Do you support merit pay for teachers? Why or why not?

I certainly do. This pi­lot program that we’re in­stituting is performance pay … at the Renaissance schools. That’s going to be a big part of increasing the performance at that school.

How do you think WCPSS should attract more minority teachers?

I think our superinten­dent of schools has reached out. The problem is, there just isn’t a great pool of them out t h e r e . But, our s u p e r ­i n t e n ­dent has r e a c h e d out for the first time in a numbe r of years.

How do you feel about the new student assignment plan that’s shaping up?

It still needs some fine-tuning, but I feel very op­timistic that the final re­sult will be one that will be acceptable. Some things are never acceptable to ev­eryone. But to the great majority of school board members and the Wake County community, be­cause it’s going to be based primarily on proxim­ity, choice and, extremely important, stability. Once a child gets into a school that child is going to stay there and knows that he will not be reassigned out of that school, even if a new school opens. That new school will not be opened by assignment. It will be opened by appli­cation and by choice. We have an obligation. Schools are parts of communities and communities are parts of schools, we have to make that happen.

How do charter schools fit in to your conception of a healthy school district?

This is one of the prob­lems I’ve had here in Wake County for many years — not specifically charter schools, but with the mar­ket share that we in Wake County have lost. Even with this present economy, the percentage of children outside the public school system is between 17 and 18 percent. We are los­ing in many cases the best and the brightest from our school system. What we have to do is make this school system so acces­sible that we bring back these students to our pub­lic school system or we’re going to be in big trouble here in Wake County in the next 10 years. Try to get in to a charter school. You get in by a lottery sys­tem. They all have waiting lists 3- and 4,000 on their waiting list. That’s a sad commentary on our public school system. The biggest part of people wanting to leave this school system has been the assignment policy over these past number of years, because you never know where you’re going to school. But, I welcome competition. Having com­petition makes you better.

How would you address the issue of student discipline?

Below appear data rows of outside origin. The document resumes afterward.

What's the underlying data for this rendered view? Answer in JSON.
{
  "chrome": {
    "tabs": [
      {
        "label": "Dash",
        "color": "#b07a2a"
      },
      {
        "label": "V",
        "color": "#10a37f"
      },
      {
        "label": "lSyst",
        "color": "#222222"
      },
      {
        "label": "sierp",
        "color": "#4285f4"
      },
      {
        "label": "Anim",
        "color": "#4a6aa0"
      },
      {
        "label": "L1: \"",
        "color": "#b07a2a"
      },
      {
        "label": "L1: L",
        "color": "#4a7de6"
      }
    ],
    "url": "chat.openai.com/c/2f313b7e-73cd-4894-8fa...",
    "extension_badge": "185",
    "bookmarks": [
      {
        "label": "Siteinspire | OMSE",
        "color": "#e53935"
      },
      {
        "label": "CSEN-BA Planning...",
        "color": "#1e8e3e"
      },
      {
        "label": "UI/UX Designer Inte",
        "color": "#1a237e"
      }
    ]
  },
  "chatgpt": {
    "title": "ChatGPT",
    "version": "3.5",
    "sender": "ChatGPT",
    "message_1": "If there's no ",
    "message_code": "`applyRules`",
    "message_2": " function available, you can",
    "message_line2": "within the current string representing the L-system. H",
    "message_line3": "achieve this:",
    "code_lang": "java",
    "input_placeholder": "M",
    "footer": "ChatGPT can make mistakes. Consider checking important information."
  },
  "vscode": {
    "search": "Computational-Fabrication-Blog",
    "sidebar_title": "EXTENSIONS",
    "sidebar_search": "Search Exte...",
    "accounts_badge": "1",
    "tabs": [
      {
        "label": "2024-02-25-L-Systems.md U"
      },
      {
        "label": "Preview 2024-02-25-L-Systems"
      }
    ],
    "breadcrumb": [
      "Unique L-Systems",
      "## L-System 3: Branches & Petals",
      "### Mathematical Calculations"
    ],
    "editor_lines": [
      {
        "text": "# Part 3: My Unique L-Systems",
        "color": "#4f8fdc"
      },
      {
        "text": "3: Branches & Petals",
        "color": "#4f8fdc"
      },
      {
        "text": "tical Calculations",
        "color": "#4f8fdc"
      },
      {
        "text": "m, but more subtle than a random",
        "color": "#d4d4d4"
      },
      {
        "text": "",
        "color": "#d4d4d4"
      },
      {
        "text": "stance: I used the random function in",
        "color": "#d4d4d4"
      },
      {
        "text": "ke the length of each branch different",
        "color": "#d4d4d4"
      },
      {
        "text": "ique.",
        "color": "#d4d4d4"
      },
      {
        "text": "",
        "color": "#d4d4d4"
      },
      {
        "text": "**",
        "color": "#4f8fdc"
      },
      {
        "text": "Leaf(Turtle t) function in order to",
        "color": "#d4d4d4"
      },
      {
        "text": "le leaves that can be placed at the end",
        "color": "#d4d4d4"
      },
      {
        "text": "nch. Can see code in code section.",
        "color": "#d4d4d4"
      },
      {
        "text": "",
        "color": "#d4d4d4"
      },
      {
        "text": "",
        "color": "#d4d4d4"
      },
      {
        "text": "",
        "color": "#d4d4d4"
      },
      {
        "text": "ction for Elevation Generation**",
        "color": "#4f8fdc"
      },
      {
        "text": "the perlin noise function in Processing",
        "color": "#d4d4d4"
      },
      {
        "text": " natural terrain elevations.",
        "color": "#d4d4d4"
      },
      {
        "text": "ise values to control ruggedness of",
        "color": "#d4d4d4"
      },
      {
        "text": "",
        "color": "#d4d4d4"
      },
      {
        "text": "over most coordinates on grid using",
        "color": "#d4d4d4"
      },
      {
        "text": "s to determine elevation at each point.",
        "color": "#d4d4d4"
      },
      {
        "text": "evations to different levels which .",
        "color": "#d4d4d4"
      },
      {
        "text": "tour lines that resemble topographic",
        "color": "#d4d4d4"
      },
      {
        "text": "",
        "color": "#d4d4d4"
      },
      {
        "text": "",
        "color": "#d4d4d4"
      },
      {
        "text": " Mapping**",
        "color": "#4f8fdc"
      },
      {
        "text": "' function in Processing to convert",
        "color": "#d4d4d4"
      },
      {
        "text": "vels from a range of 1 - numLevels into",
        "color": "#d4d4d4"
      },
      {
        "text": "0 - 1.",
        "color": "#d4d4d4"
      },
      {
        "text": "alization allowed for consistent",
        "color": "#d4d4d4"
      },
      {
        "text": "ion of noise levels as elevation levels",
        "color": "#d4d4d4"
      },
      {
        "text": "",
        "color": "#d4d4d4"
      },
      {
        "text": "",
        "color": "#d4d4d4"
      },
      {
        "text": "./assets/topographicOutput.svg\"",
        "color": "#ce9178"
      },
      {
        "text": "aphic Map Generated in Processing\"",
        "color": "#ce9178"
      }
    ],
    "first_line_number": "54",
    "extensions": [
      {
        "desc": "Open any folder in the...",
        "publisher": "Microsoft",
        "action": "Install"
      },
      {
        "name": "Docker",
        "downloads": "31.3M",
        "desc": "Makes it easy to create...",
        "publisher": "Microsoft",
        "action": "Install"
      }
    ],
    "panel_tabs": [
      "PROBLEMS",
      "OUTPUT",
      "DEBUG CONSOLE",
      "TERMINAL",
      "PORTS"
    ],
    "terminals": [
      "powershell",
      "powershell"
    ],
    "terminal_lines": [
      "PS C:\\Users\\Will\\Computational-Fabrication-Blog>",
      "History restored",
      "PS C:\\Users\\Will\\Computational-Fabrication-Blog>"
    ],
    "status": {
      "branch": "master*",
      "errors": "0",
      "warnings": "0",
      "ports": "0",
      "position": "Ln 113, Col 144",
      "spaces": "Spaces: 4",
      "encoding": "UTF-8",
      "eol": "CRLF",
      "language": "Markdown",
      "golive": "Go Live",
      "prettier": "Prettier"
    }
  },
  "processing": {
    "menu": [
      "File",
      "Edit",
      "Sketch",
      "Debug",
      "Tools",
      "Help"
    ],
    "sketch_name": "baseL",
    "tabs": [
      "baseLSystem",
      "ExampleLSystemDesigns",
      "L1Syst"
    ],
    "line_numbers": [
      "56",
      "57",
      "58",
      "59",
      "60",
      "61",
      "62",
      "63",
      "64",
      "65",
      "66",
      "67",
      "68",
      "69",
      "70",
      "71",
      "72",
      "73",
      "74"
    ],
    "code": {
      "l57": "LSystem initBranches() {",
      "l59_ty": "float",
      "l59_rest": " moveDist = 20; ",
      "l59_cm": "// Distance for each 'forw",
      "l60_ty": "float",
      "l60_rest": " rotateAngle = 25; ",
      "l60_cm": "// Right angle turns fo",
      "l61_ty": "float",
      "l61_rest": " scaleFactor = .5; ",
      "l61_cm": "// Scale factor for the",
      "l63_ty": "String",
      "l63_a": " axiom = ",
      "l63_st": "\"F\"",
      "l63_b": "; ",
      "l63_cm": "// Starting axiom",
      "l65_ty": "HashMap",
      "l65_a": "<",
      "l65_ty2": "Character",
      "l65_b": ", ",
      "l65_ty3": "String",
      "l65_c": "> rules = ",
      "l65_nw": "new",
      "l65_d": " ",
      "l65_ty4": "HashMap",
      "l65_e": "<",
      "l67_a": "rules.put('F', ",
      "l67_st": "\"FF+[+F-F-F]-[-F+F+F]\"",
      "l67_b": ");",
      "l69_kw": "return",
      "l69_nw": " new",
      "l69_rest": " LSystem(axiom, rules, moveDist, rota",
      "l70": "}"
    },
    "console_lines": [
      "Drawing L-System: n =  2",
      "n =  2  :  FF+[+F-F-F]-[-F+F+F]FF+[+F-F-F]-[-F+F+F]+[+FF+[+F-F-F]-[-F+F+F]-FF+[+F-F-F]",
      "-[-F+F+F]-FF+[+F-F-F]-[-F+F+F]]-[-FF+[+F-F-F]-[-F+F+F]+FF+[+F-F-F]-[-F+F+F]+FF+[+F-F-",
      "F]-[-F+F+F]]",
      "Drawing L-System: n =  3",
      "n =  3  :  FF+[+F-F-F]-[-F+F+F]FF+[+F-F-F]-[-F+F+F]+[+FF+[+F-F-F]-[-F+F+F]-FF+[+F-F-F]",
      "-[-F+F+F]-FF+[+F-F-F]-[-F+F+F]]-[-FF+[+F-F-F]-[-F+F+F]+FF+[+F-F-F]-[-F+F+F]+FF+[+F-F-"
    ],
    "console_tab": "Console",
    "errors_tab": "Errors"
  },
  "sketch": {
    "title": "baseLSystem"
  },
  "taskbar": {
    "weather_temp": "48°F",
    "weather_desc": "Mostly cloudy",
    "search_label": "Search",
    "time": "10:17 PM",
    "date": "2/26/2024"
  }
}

Although we are lessen­ing the suspension rates, we will still have to be careful that we are main­taining discipline within our schools, because that would only work against us if that didn’t happen. We can do both. We can maintain discipline, but at the same time if we push a child out of school for an entire year, that child is usually gone forever.

What would you do to ensure that WCPSS has the funding to educate its students adequately?

I’ve said for many years, the state of North Caroli­na is not the greatest fund­ing mechanism for pub­lic schools, when you look around at other parts of the country. I come from the Northeast; that part of the country probably spends double per pupil. At the present time, we’re going through a very diffi­cult economy. At the pres­ent time, I think we have an obligation to play the cards you’re dealt. In this present budget year, we had a shortfall of approxi­mately $64 million.

What was your favorite subject in school?

History

One thought on “Ron Margiotta (R)

  1. As a long-time WCPSS employee in Mr. Margiotta’s district, I have never once seen him in our school. How can he possibly claim to care when he has no 1st hand knowledge of the schools in his district?

    Also, exactly what are his educational qualifications? As far as I can tell he has no college degree of any kind. When he doesn’t value education personally, why in the world is he on the school board, much less chairing it?